Women In Islam

muslim woman wearing hijab

The Islam­ic revival sym­bol­ized by the cur­rent resur­gence of the hijab is often con­sid­ered as an attempt of Arab Mus­lims to restore their pride and iden­ti­ty which have been repeat­ed­ly under­mined by col­o­niza­tion and eco­nom­ic retar­da­tion. Man has always had a con­ser­v­a­tive ten­den­cy and reacts against which is new and unfa­mil­iar with­out real­iz­ing whether it is good or bad for him. Some peo­ple still think the Mus­lim women insist on wear­ing hijab which is the very sym­bol of the oppressed sit­u­a­tion because they are enslaved by the tra­di­tion and are not suf­fi­cient­ly aware of their lam­en­ta­ble sit­u­a­tion. If only”, they prob­a­bly think, the move­ment of the wom­en’s lib­er­a­tion and inde­pen­dence awakes those wom­en’s mind, they will take away the hijab.”

Hav­ing been on both sides of the veil, I can tell you that West­ern male politi­cians and jour­nal­ists have no idea what they are talk­ing about when they blame Islam for child brides, female cir­cum­ci­sion, hon­or killings and forced mar­riages. A care­ful read­ing of the Qur’an shows that just about every­thing West­ern fem­i­nists fought for in the 1970s was avail­able 1,400 years ago to Mus­lim women, who are con­sid­ered equal to men in spir­i­tu­al­i­ty, edu­ca­tion and worth. When Islam offers women so much, why are West­ern men so obsessed with Mus­lim wom­en’s attire ? Even British gov­ern­ment min­is­ters Gor­don Brown and John Reid have made dis­parag­ing remarks about the niqab, and they hail from Scot­land, where men wear skirts.

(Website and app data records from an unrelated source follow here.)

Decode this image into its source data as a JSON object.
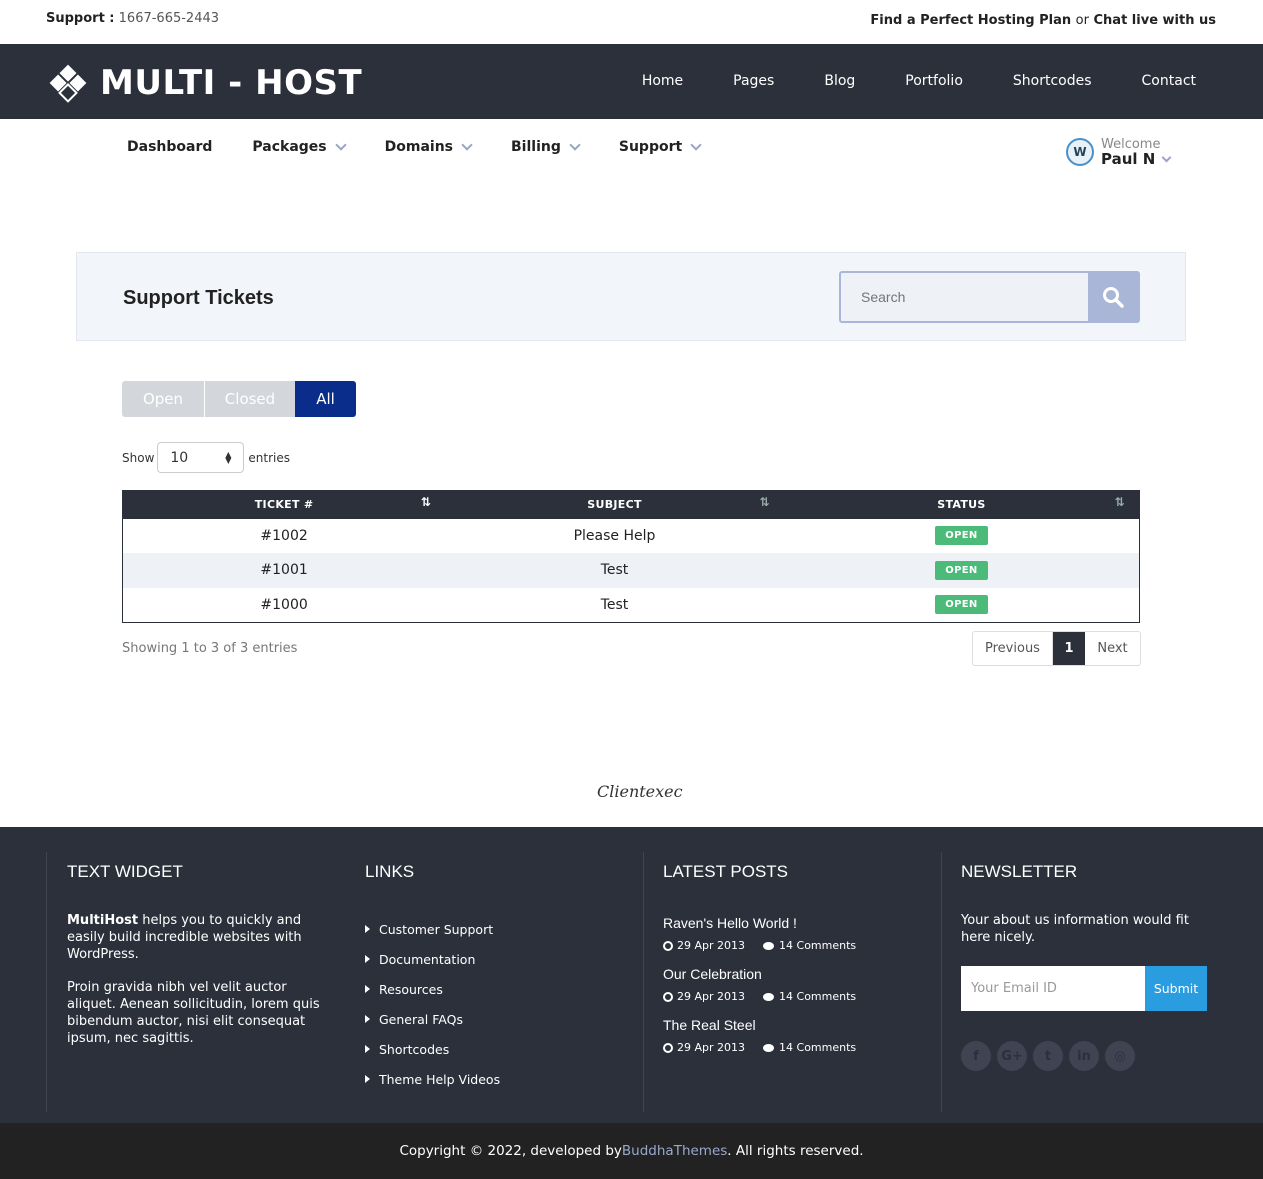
{
  "topbar": {
    "support_label": "Support :",
    "support_phone": "1667-665-2443",
    "find_plan": "Find a Perfect Hosting Plan",
    "or": "or",
    "chat": "Chat live with us"
  },
  "header": {
    "logo_text": "MULTI - HOST",
    "nav": [
      "Home",
      "Pages",
      "Blog",
      "Portfolio",
      "Shortcodes",
      "Contact"
    ]
  },
  "subnav": {
    "items": [
      "Dashboard",
      "Packages",
      "Domains",
      "Billing",
      "Support"
    ],
    "welcome": "Welcome",
    "user": "Paul N",
    "avatar_letter": "W"
  },
  "panel": {
    "title": "Support Tickets",
    "search_placeholder": "Search"
  },
  "filters": [
    "Open",
    "Closed",
    "All"
  ],
  "show": {
    "label": "Show",
    "value": "10",
    "suffix": "entries"
  },
  "table": {
    "headers": [
      "TICKET #",
      "SUBJECT",
      "STATUS"
    ],
    "rows": [
      {
        "ticket": "#1002",
        "subject": "Please Help",
        "status": "OPEN"
      },
      {
        "ticket": "#1001",
        "subject": "Test",
        "status": "OPEN"
      },
      {
        "ticket": "#1000",
        "subject": "Test",
        "status": "OPEN"
      }
    ]
  },
  "info": "Showing 1 to 3 of 3 entries",
  "pager": {
    "prev": "Previous",
    "page": "1",
    "next": "Next"
  },
  "brand": "Clientexec",
  "footer": {
    "text_widget": {
      "title": "TEXT WIDGET",
      "brand": "MultiHost",
      "p1": " helps you to quickly and easily build incredible websites with WordPress.",
      "p2": "Proin gravida nibh vel velit auctor aliquet. Aenean sollicitudin, lorem quis bibendum auctor, nisi elit consequat ipsum, nec sagittis."
    },
    "links": {
      "title": "LINKS",
      "items": [
        "Customer Support",
        "Documentation",
        "Resources",
        "General FAQs",
        "Shortcodes",
        "Theme Help Videos"
      ]
    },
    "posts": {
      "title": "LATEST POSTS",
      "items": [
        {
          "title": "Raven's Hello World !",
          "date": "29 Apr 2013",
          "comments": "14 Comments"
        },
        {
          "title": "Our Celebration",
          "date": "29 Apr 2013",
          "comments": "14 Comments"
        },
        {
          "title": "The Real Steel",
          "date": "29 Apr 2013",
          "comments": "14 Comments"
        }
      ]
    },
    "newsletter": {
      "title": "NEWSLETTER",
      "text": "Your about us information would fit here nicely.",
      "email_placeholder": "Your Email ID",
      "submit": "Submit"
    }
  },
  "copyright": {
    "pre": "Copyright © 2022, developed by ",
    "link": "BuddhaThemes",
    "post": ". All rights reserved."
  }
}
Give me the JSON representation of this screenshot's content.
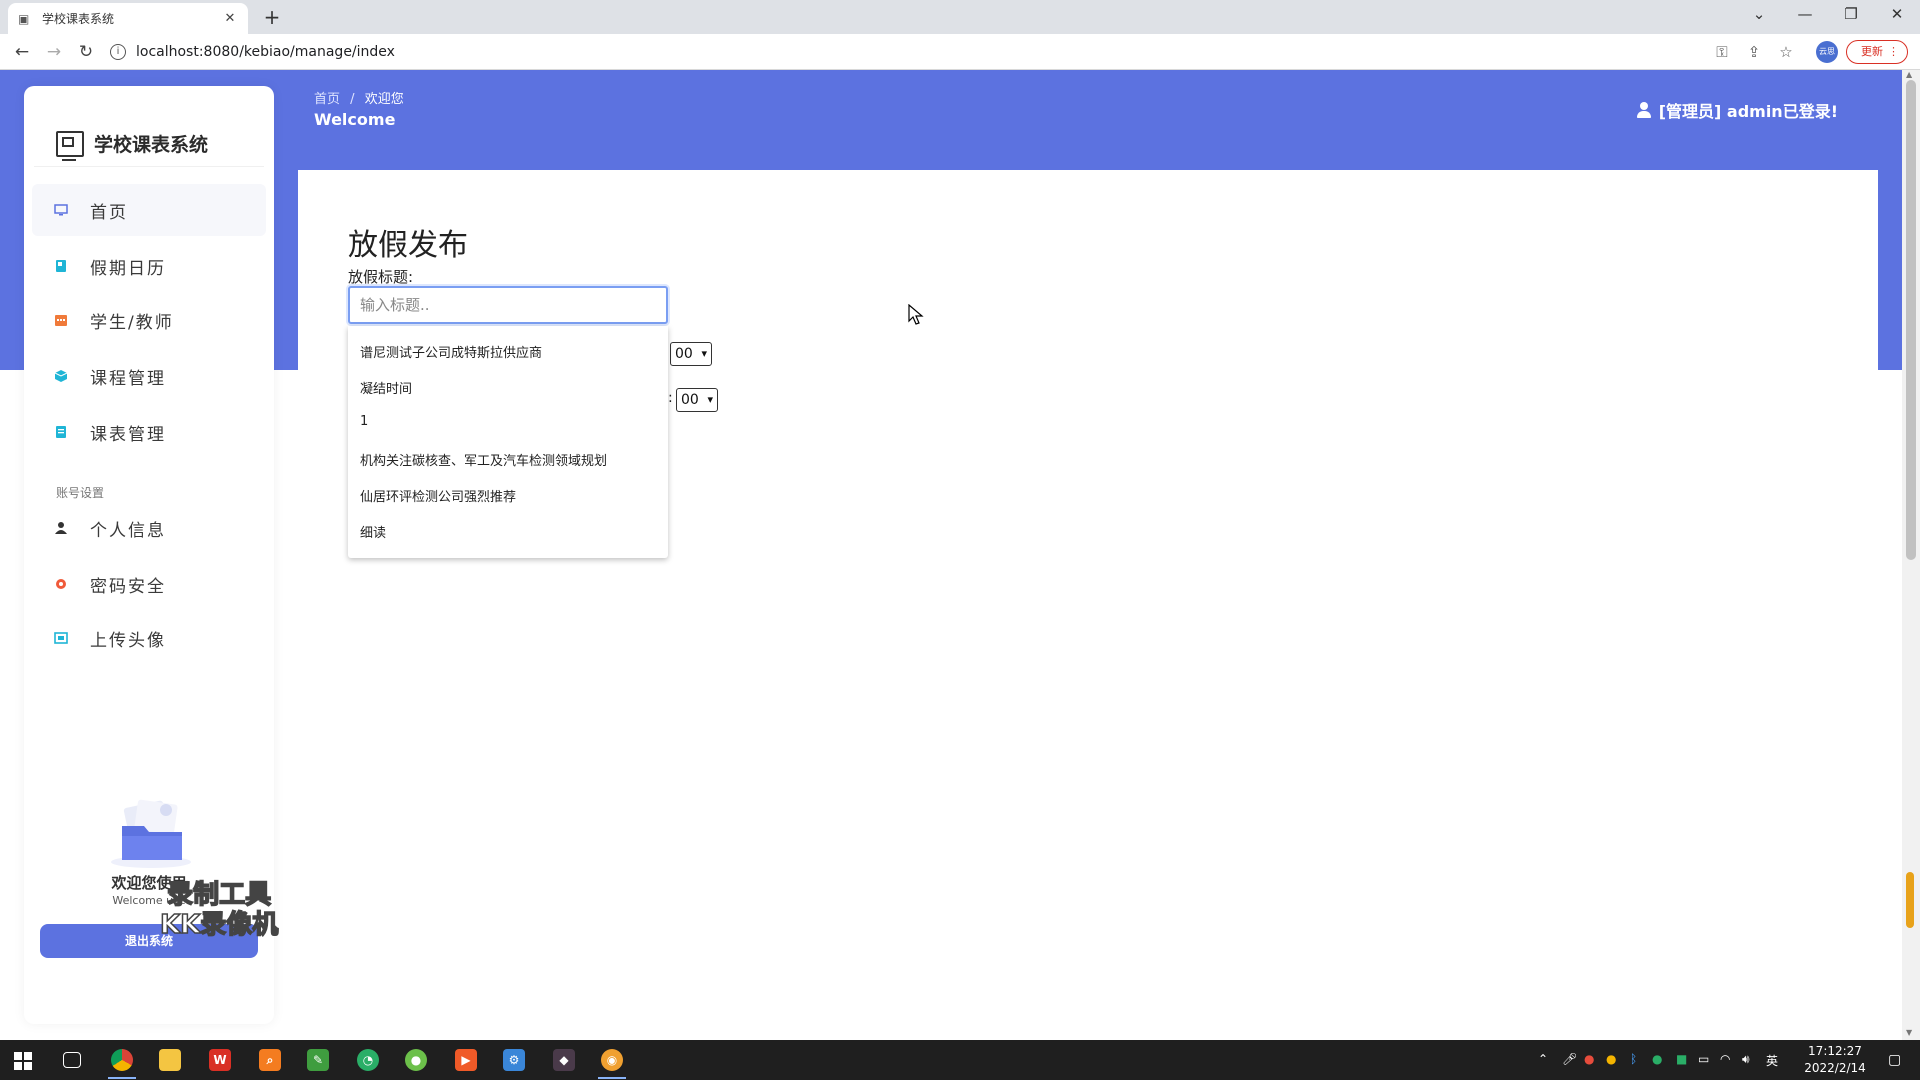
{
  "browser": {
    "tab_title": "学校课表系统",
    "url": "localhost:8080/kebiao/manage/index",
    "profile_label": "云思",
    "update_label": "更新"
  },
  "app": {
    "logo_text": "学校课表系统",
    "breadcrumb": {
      "home": "首页",
      "separator": "/",
      "current": "欢迎您"
    },
    "page_welcome": "Welcome",
    "user_info": "[管理员] admin已登录!",
    "nav": [
      {
        "label": "首页",
        "icon": "monitor-icon",
        "color": "#5c72e0"
      },
      {
        "label": "假期日历",
        "icon": "calendar-book-icon",
        "color": "#1fb5d6"
      },
      {
        "label": "学生/教师",
        "icon": "calendar-icon",
        "color": "#f07a3a"
      },
      {
        "label": "课程管理",
        "icon": "cube-icon",
        "color": "#1fb5d6"
      },
      {
        "label": "课表管理",
        "icon": "document-icon",
        "color": "#1fb5d6"
      }
    ],
    "account_group_label": "账号设置",
    "account_nav": [
      {
        "label": "个人信息",
        "icon": "user-icon",
        "color": "#333333"
      },
      {
        "label": "密码安全",
        "icon": "gear-icon",
        "color": "#f05a3a"
      },
      {
        "label": "上传头像",
        "icon": "image-icon",
        "color": "#1fb5d6"
      }
    ],
    "promo_title": "欢迎您使用",
    "promo_subtitle": "Welcome use",
    "logout_label": "退出系统",
    "accent_color": "#5c72e0"
  },
  "form": {
    "heading": "放假发布",
    "title_label": "放假标题:",
    "title_placeholder": "输入标题..",
    "minute_select_1": "00",
    "minute_select_2": "00",
    "colon": ":"
  },
  "autocomplete": [
    "谱尼测试子公司成特斯拉供应商",
    "凝结时间",
    "1",
    "机构关注碳核查、军工及汽车检测领域规划",
    "仙居环评检测公司强烈推荐",
    "细读"
  ],
  "watermark": {
    "line1": "录制工具",
    "line2": "KK录像机"
  },
  "taskbar": {
    "time": "17:12:27",
    "date": "2022/2/14",
    "ime": "英"
  }
}
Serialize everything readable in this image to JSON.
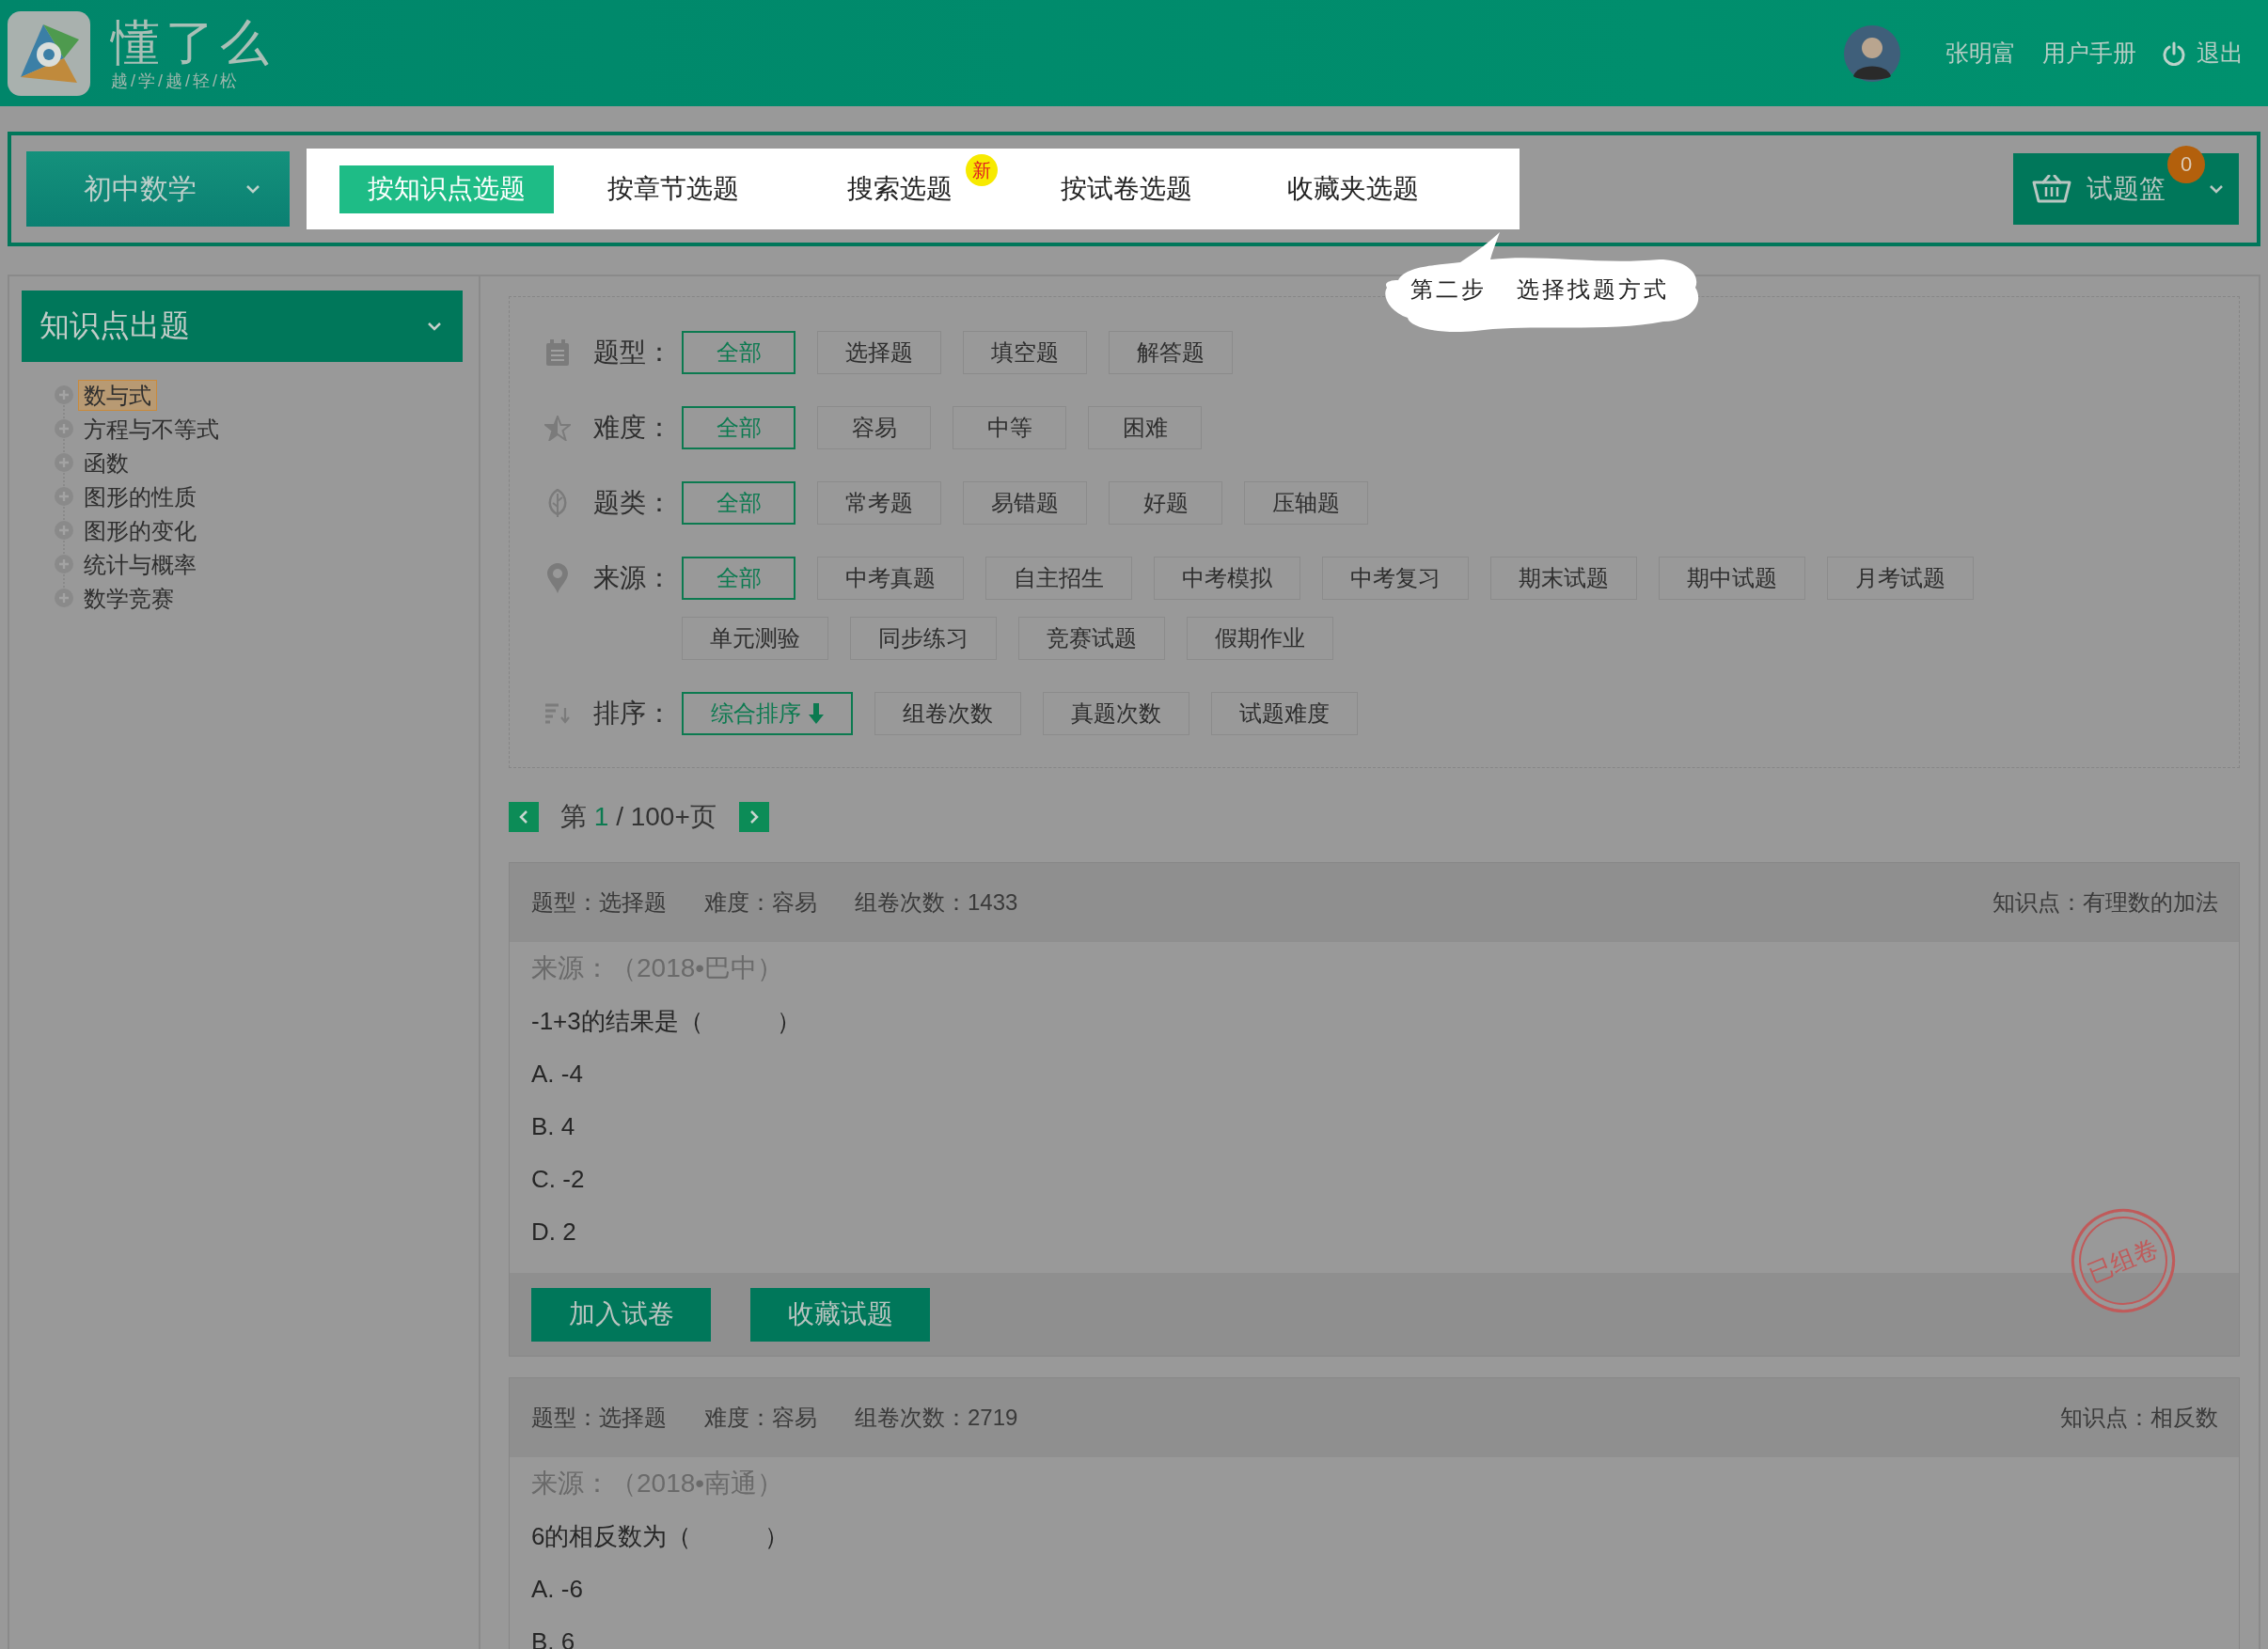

The fol­low­ing is a doc­u­men­tary pro­duced by a group of stu­dents Mul­ti­me­dia Uni­ver­si­ty Cyber­jaya, Malaysia, fea­tur­ing opin­ions from var­i­ous Mus­lim women about how they feel about the hijab (or the tudung as it is known in Malay) and streamed from YouTube. It por­trays a very good side of Islam that is rarely shown to a West­ern audi­ence. We feel that this doc­u­men­tary does a good job of dis­pelling the mis­con­cep­tion that Mus­lim women are oppressed” when the donn the hijab.

Most of the con­ver­sa­tion was done in Bahasa Melayu, but it is sub­ti­tled in English.